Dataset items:

----

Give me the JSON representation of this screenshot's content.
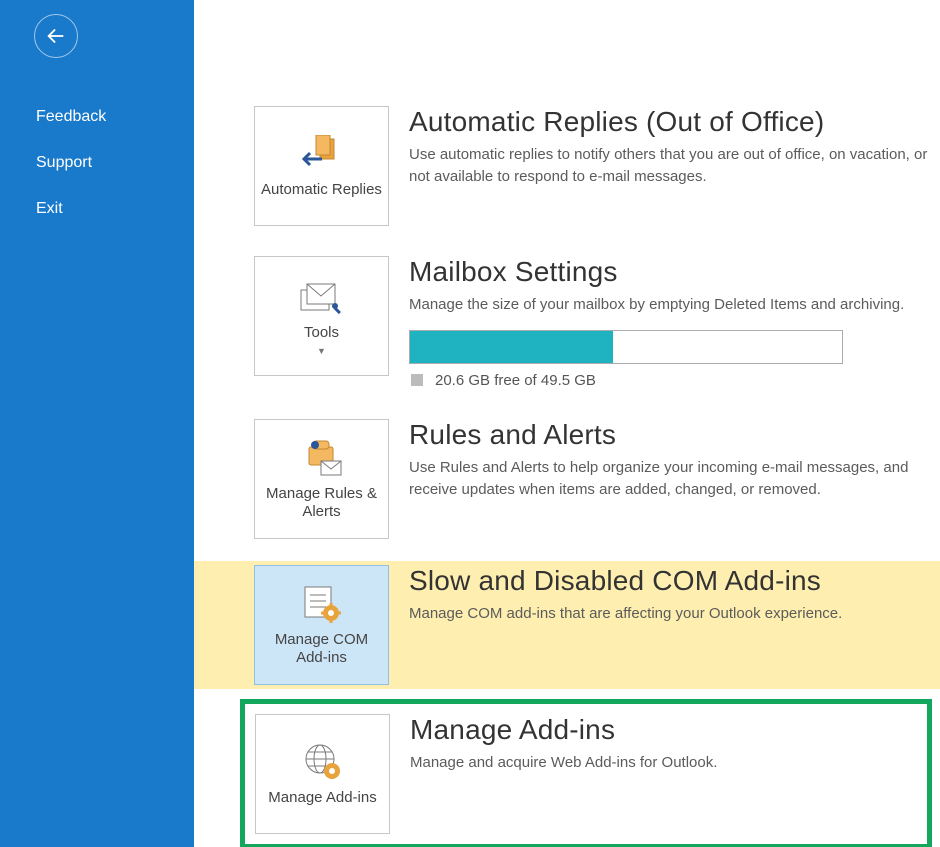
{
  "sidebar": {
    "items": [
      {
        "label": "Feedback"
      },
      {
        "label": "Support"
      },
      {
        "label": "Exit"
      }
    ]
  },
  "tiles": {
    "autoreplies": "Automatic Replies",
    "tools": "Tools",
    "rules": "Manage Rules & Alerts",
    "comaddins": "Manage COM Add-ins",
    "addins": "Manage Add-ins"
  },
  "sections": {
    "auto": {
      "title": "Automatic Replies (Out of Office)",
      "desc": "Use automatic replies to notify others that you are out of office, on vacation, or not available to respond to e-mail messages."
    },
    "mailbox": {
      "title": "Mailbox Settings",
      "desc": "Manage the size of your mailbox by emptying Deleted Items and archiving.",
      "caption": "20.6 GB free of 49.5 GB",
      "fill_pct": 47
    },
    "rules": {
      "title": "Rules and Alerts",
      "desc": "Use Rules and Alerts to help organize your incoming e-mail messages, and receive updates when items are added, changed, or removed."
    },
    "com": {
      "title": "Slow and Disabled COM Add-ins",
      "desc": "Manage COM add-ins that are affecting your Outlook experience."
    },
    "addins": {
      "title": "Manage Add-ins",
      "desc": "Manage and acquire Web Add-ins for Outlook."
    }
  }
}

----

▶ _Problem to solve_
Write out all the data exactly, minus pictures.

▶ _Finished task_
Give me the JSON representation of this screenshot's content.
{
  "sidebar": {
    "items": [
      {
        "label": "Feedback"
      },
      {
        "label": "Support"
      },
      {
        "label": "Exit"
      }
    ]
  },
  "tiles": {
    "autoreplies": "Automatic Replies",
    "tools": "Tools",
    "rules": "Manage Rules & Alerts",
    "comaddins": "Manage COM Add-ins",
    "addins": "Manage Add-ins"
  },
  "sections": {
    "auto": {
      "title": "Automatic Replies (Out of Office)",
      "desc": "Use automatic replies to notify others that you are out of office, on vacation, or not available to respond to e-mail messages."
    },
    "mailbox": {
      "title": "Mailbox Settings",
      "desc": "Manage the size of your mailbox by emptying Deleted Items and archiving.",
      "caption": "20.6 GB free of 49.5 GB",
      "fill_pct": 47
    },
    "rules": {
      "title": "Rules and Alerts",
      "desc": "Use Rules and Alerts to help organize your incoming e-mail messages, and receive updates when items are added, changed, or removed."
    },
    "com": {
      "title": "Slow and Disabled COM Add-ins",
      "desc": "Manage COM add-ins that are affecting your Outlook experience."
    },
    "addins": {
      "title": "Manage Add-ins",
      "desc": "Manage and acquire Web Add-ins for Outlook."
    }
  }
}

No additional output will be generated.